Just 2 tutoring sessions this morning, to wrap up the effort. The children, as they were yesterday, are about out of gas, so we keep it light and end with smiles all around.
We’re headed to town right after lunch, about 1.30. I’d like to have a celebration for a good job completed; my thinking is that for this group celebrations can be pretty simple: coffee, the possibility of shopping, and a good meal.
So 6 of the team ride in with Katie on pikipikis and a daladala, and the 3 others—Olivia, Paige, and Liv—join Rachelle and the Gasses (minus Matt, who’s working with churches out of town) and me in Rachelle’s vehicle. We follow the bikes in; I like to do that so if one of them runs into any kind of trouble, we’ll find them on the way.
No trouble, so Rachelle drops us off at the Gold Crest Hotel, where we order in the coffee shop and hit the recliners in the lobby to wait for the others, who have to walk over from the daladala terminal. They come in soon, and I get them all something at the coffee shop as well. Cold is preferred over hot today, and I notice the espresso and mocha milkshakes are popular.
As we’re finishing up, we recall that Laura Gass suggested we go up on the roof. Don’t know what’s up there, but it can’t hurt, so we take the elevator to the highest floor, the 8th, which is a hotel floor, all right, but there are hardly any lights on, and no sign of the roof. I see another flight of stairs around the corner; up we go and see daylight—there’s a door that indeed goes out on the roof. Nobody around to ask permission of, so out we go. Hmm. Ought to make sure the door won’t lock behind us. Check that first, and then proceed.
They’re just storing old broken equipment up there, but there’s a great view of the town from all sides of the building. And it looks completely different from street level. There’s even a football field a block over, with a game going on. I didn’t even know it was there. We take a bunch of photos and videos before heading back down.
Free time for an hour before we need to be at the restaurant. I take them to the traffic circle with the fish fountain and show them the street to take, just to the right of the petrol station. Stay in groups of at least 2. Be at the restaurant on time at 5. See you there.
Jana and Janis are wanting to hit the gelato shop. Sounds good to me; I go with them. We take forever to pick 2 of the 6 flavors; I look at the counter person, shrug, and say “Wazungu!” (“White people!”). She laughs and shows no sign of hurry. Eventually we get lemon and strawberry in a cup, and 3 spoons. I take one bite and quit so they can have the rest. Just enough not to spoil our supper. Or dinner. Or whatever you call it where you’re from.

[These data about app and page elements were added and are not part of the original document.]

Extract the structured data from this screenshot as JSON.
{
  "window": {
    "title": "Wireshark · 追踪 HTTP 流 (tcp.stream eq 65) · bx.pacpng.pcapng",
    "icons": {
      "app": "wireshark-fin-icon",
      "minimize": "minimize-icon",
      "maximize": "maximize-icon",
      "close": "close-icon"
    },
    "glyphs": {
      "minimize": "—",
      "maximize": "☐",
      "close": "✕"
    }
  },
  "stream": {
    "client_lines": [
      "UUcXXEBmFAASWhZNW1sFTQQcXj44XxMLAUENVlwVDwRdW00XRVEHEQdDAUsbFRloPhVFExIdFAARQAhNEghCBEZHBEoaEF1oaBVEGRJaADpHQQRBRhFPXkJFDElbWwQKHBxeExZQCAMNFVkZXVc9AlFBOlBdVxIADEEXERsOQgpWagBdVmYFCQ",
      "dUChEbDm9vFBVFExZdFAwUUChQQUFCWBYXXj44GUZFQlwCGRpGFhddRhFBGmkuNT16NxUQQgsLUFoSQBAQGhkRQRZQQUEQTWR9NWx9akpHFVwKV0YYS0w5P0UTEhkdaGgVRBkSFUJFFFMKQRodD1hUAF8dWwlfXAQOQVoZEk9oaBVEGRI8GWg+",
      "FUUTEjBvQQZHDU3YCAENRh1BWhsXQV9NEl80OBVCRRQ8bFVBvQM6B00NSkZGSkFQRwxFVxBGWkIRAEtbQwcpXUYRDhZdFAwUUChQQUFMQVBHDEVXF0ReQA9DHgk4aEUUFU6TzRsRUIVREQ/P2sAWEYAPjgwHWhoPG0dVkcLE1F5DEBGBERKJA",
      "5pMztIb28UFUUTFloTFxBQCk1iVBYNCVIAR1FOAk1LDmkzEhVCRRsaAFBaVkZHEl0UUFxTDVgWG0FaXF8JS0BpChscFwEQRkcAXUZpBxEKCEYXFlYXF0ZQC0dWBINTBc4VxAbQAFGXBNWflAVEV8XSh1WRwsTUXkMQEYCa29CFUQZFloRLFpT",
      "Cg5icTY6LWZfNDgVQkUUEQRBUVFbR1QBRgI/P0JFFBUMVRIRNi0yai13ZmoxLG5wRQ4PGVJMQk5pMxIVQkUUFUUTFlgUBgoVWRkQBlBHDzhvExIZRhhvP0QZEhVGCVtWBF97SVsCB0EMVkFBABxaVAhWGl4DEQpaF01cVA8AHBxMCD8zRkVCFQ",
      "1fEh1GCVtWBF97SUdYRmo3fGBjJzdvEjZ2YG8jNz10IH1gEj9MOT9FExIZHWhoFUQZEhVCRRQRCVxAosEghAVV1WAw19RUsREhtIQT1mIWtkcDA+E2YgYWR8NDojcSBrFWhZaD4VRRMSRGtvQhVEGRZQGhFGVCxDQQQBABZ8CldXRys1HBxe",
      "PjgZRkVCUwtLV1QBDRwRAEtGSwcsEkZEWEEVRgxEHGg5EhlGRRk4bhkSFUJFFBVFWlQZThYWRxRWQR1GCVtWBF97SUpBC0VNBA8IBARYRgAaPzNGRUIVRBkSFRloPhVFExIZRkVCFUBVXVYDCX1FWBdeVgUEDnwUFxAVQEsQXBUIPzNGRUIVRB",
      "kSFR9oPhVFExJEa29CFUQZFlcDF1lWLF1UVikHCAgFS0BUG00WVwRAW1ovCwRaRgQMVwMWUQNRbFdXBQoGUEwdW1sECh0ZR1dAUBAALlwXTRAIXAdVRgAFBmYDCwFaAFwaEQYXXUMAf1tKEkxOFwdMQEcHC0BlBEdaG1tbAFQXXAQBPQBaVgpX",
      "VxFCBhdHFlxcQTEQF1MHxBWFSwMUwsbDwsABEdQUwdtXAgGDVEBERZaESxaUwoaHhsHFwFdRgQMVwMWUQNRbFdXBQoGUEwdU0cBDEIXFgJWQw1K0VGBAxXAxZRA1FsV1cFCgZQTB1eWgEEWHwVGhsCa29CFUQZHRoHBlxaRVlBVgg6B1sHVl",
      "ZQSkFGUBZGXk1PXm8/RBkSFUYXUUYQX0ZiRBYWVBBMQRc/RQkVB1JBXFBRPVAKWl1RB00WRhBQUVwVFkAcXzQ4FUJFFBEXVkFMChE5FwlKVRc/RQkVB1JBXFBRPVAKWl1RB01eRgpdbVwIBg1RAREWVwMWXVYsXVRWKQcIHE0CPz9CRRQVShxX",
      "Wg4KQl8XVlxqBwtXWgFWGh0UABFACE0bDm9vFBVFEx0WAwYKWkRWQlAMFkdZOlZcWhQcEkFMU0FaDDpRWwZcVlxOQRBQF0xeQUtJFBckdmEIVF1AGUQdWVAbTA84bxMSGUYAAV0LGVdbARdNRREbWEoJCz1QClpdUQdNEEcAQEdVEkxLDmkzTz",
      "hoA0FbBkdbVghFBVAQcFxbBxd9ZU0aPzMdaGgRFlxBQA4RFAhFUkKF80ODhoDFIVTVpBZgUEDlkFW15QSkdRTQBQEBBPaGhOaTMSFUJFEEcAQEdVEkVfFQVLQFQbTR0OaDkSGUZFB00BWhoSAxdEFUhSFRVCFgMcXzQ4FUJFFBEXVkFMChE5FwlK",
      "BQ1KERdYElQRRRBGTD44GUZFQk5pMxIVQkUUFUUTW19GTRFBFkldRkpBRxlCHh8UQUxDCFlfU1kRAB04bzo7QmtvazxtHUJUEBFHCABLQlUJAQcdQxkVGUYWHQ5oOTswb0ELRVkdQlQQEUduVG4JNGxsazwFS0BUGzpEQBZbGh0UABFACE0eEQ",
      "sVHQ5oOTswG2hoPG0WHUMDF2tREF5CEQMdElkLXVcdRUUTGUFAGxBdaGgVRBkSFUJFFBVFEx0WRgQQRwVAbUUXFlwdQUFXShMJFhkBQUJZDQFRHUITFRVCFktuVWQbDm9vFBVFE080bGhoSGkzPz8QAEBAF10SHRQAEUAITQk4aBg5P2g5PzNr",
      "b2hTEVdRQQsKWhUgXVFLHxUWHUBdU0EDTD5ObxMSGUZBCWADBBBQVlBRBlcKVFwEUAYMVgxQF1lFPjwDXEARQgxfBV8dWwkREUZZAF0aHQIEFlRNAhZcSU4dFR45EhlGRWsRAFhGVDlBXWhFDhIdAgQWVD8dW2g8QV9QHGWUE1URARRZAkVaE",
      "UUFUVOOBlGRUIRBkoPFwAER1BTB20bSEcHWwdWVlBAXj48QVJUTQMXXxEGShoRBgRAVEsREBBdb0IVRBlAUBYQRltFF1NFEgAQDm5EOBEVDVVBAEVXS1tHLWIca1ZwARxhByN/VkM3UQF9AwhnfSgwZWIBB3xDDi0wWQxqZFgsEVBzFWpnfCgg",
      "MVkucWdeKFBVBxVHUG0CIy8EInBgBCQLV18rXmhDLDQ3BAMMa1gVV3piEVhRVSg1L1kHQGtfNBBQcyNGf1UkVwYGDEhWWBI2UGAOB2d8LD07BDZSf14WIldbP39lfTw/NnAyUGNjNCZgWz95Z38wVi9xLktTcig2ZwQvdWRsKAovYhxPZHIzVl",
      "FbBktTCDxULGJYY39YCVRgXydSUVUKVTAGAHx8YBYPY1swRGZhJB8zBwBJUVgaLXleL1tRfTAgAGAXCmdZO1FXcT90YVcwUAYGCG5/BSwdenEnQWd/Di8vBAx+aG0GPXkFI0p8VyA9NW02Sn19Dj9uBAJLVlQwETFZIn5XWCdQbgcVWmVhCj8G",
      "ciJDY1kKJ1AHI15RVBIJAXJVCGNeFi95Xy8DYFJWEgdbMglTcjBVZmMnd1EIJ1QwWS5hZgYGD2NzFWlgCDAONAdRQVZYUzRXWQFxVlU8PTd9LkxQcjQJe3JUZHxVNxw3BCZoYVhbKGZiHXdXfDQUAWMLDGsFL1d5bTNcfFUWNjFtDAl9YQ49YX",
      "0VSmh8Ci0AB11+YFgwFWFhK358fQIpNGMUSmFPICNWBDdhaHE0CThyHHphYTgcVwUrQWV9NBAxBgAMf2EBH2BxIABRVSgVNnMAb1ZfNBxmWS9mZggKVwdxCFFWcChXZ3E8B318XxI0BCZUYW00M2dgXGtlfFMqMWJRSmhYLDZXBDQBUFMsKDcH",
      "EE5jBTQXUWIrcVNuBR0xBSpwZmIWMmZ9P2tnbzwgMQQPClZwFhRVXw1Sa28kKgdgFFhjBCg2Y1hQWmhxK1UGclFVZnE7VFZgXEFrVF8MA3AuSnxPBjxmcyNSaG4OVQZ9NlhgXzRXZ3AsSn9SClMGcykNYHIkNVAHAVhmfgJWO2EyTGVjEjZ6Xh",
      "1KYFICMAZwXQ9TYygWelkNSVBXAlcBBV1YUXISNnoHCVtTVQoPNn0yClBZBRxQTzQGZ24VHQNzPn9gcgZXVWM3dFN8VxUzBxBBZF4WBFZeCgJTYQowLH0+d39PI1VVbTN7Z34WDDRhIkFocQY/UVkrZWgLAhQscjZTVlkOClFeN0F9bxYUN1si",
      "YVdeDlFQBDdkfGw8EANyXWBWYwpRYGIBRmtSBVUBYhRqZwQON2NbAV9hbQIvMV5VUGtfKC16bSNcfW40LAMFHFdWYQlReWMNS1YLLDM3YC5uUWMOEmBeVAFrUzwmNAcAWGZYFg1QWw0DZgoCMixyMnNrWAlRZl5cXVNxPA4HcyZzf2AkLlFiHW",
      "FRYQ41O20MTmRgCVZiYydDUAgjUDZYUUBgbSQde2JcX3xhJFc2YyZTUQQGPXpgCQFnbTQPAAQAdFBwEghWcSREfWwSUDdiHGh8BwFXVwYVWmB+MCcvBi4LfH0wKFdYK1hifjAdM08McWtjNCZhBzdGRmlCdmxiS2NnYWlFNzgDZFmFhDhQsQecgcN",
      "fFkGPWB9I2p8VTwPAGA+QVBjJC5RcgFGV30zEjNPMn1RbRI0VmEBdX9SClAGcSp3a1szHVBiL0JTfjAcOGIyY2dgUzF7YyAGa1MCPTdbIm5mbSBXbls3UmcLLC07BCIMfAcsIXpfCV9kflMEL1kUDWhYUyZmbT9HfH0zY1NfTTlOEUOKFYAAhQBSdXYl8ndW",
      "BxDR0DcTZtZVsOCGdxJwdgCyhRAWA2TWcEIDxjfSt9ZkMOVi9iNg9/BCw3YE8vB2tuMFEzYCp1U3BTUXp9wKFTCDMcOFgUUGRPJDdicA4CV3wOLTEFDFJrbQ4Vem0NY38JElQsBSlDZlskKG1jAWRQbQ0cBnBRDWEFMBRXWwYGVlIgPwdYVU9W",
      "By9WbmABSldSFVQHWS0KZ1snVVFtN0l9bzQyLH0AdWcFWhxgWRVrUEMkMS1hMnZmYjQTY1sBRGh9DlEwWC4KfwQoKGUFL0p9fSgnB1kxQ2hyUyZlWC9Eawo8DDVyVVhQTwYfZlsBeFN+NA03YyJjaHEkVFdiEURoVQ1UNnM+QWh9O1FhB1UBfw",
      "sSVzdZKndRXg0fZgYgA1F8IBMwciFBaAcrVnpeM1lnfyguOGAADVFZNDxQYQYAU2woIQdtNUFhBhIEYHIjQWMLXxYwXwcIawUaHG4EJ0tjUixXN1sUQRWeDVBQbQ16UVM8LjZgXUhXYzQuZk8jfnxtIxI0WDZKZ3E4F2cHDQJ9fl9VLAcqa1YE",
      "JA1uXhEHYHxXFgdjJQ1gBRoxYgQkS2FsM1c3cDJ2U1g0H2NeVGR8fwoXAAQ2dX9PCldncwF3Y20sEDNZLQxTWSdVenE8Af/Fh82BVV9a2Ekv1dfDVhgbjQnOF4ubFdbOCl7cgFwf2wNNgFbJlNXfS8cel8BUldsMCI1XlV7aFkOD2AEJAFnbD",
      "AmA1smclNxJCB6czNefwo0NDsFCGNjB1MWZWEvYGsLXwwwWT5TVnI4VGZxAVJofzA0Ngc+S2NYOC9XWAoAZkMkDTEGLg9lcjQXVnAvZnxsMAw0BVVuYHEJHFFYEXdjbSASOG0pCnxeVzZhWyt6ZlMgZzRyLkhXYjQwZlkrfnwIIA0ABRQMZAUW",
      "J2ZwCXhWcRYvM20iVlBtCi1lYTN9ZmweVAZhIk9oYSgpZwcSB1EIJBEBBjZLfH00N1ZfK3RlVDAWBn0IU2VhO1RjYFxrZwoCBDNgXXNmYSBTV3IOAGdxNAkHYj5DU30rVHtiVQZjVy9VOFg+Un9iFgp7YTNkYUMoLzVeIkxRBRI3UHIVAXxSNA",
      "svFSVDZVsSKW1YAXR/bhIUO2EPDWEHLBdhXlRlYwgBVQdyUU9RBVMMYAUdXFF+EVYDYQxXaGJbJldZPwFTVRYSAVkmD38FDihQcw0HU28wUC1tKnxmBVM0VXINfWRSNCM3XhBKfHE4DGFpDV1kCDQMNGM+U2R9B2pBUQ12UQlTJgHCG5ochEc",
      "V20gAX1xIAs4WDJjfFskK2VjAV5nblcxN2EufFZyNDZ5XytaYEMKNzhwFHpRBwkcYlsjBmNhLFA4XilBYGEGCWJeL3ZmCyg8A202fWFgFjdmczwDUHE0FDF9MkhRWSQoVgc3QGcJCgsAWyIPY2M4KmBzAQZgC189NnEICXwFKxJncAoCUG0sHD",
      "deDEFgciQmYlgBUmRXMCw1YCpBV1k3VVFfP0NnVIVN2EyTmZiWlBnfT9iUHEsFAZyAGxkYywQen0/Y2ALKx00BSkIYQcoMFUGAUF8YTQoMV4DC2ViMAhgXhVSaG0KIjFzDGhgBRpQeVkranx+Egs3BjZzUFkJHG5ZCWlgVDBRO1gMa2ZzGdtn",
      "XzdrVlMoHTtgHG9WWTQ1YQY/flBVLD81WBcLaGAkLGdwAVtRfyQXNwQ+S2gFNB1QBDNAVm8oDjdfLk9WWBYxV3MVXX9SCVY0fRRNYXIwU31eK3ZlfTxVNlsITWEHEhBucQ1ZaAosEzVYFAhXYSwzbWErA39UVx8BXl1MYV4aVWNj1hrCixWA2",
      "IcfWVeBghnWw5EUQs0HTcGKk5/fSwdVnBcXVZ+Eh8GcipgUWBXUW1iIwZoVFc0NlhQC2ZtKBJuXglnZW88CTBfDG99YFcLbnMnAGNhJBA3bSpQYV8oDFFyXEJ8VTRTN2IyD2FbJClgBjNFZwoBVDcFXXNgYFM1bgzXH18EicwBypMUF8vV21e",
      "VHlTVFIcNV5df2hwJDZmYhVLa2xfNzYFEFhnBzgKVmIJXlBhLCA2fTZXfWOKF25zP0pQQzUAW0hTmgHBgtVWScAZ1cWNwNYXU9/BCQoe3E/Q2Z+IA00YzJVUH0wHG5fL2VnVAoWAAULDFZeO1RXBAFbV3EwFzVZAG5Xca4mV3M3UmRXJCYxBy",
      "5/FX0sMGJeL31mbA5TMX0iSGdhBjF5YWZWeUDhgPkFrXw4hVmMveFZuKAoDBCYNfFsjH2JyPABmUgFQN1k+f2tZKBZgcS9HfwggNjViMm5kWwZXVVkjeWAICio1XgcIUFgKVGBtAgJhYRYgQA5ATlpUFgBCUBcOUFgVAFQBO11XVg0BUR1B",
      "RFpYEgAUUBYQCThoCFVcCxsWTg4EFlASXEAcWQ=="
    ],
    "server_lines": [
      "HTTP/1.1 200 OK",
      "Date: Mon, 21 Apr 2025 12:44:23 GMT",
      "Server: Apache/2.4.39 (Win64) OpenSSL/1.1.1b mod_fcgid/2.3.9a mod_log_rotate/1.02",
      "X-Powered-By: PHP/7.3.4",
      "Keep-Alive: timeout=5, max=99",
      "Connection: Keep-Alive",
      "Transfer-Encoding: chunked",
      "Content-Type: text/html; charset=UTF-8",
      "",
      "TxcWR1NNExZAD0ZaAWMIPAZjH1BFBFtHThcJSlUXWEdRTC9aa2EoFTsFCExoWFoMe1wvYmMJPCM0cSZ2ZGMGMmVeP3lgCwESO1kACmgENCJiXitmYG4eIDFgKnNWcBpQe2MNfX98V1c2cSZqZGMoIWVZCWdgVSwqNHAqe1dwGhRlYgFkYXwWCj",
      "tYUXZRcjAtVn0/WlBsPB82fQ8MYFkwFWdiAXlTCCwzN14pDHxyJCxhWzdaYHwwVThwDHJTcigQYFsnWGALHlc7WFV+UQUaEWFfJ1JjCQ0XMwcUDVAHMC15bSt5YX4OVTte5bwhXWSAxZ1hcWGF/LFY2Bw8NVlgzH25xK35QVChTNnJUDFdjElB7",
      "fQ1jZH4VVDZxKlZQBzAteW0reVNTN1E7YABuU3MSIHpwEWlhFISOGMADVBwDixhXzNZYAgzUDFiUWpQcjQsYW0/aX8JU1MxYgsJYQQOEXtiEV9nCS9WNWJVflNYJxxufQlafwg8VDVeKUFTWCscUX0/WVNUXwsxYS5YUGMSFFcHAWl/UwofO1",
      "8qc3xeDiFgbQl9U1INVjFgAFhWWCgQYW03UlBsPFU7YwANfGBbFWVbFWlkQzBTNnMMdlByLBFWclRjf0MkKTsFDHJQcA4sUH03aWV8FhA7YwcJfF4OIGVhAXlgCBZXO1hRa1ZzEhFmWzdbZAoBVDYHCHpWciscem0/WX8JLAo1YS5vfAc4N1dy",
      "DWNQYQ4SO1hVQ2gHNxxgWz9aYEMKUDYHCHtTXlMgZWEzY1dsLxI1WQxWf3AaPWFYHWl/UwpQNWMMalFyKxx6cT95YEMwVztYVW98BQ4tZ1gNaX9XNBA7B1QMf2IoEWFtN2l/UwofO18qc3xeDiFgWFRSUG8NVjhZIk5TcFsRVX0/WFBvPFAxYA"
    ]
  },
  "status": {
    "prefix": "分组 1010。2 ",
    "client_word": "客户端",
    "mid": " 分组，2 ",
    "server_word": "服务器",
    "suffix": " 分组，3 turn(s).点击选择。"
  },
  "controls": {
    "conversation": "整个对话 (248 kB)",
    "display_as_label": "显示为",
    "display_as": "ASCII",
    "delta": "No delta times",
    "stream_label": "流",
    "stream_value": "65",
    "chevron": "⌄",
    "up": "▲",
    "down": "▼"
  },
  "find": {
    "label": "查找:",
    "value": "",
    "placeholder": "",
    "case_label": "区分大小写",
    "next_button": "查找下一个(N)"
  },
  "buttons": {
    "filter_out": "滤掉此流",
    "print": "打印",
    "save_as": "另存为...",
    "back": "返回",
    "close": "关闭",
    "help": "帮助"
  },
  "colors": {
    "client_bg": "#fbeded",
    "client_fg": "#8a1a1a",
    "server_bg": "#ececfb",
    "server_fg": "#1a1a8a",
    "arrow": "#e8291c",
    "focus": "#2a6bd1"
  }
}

The two of them head off elsewhere; I run into 5 of the other 7 (all but Paige and Liv) back at the grocery store I visited on Monday. They want to get a bunch of stuff—especially tp to replace the case I donated to the roadside the other day—which we get, and then it’s time to walk down to the Tilapia Hotel. We’re not eating at the same restaurant where we ate the other day; this time it’s the teppanyaki joint out on the lake.
As we’re walking, we stop into a couple of the dukas we saw the other day, and a few girls buy some football jerseys and other stuff. While that’s going on, Paige and Liv come along, and we walk together to the hotel. Rachelle’s car is already there; we go out to the restaurant and have a seat—we’re the first ones there, so I figure Rachelle and Katie are up in the coffee shop chillin’. Might as well leave ‘em in peace.
This restaurant is a Japanese barbecue, where they cook right at your table. There are just 2 tables; we have the whole place. It’s a small pier—I guess that’s the correct term—out over the water, with a roof but open sides. The view is beautiful and relaxing, and the food is quite good and safe for Western microbiotic sensitivities. A win all around.
Soon Jana and Janis show up, then Rachelle and Katie—I was right, they were in the coffee shop—and finally Laura Gass and her 3 kids, who have spent the afternoon at a friend’s swimming pool. Soon the cook and 2 assistants begin bringing out the supplies. This cook is going to run both tables, so she’ll be busy.
The meal is unhurried, tasty, and ample. We start with small potato cakes, and then comes the meat, in course after course: prawns, tilapia filets, calamari with grilled onions, chicken breast with vegetable fried rice, and beef. And to finish it off, ice cream: vanilla, chocolate, strawberry, or tutti-frutti. I order the “Rooty, Tooty, Fresh and Fruity,” which term the waiter doesn’t seem to recognize; it’s vanilla with lots of small chunks of fruit in it, and very sweet. Rachelle asks what it tastes like, and the first thing that comes to mind is gummy bears.
By now it’s dark; there are dim lights around the small pier, and we’re pleasantly full.
Time to go home.
We hire a taxi for the pikipiki crew—it would be crazy to ride motorbikes out to Shadi in the dark—and head home in our 2 vehicles.
A brief meeting to ensure that we’re set for the camp rollout tomorrow—which won’t happen until 10—then prayer for the next 2 days of effort, and we shut down for the day.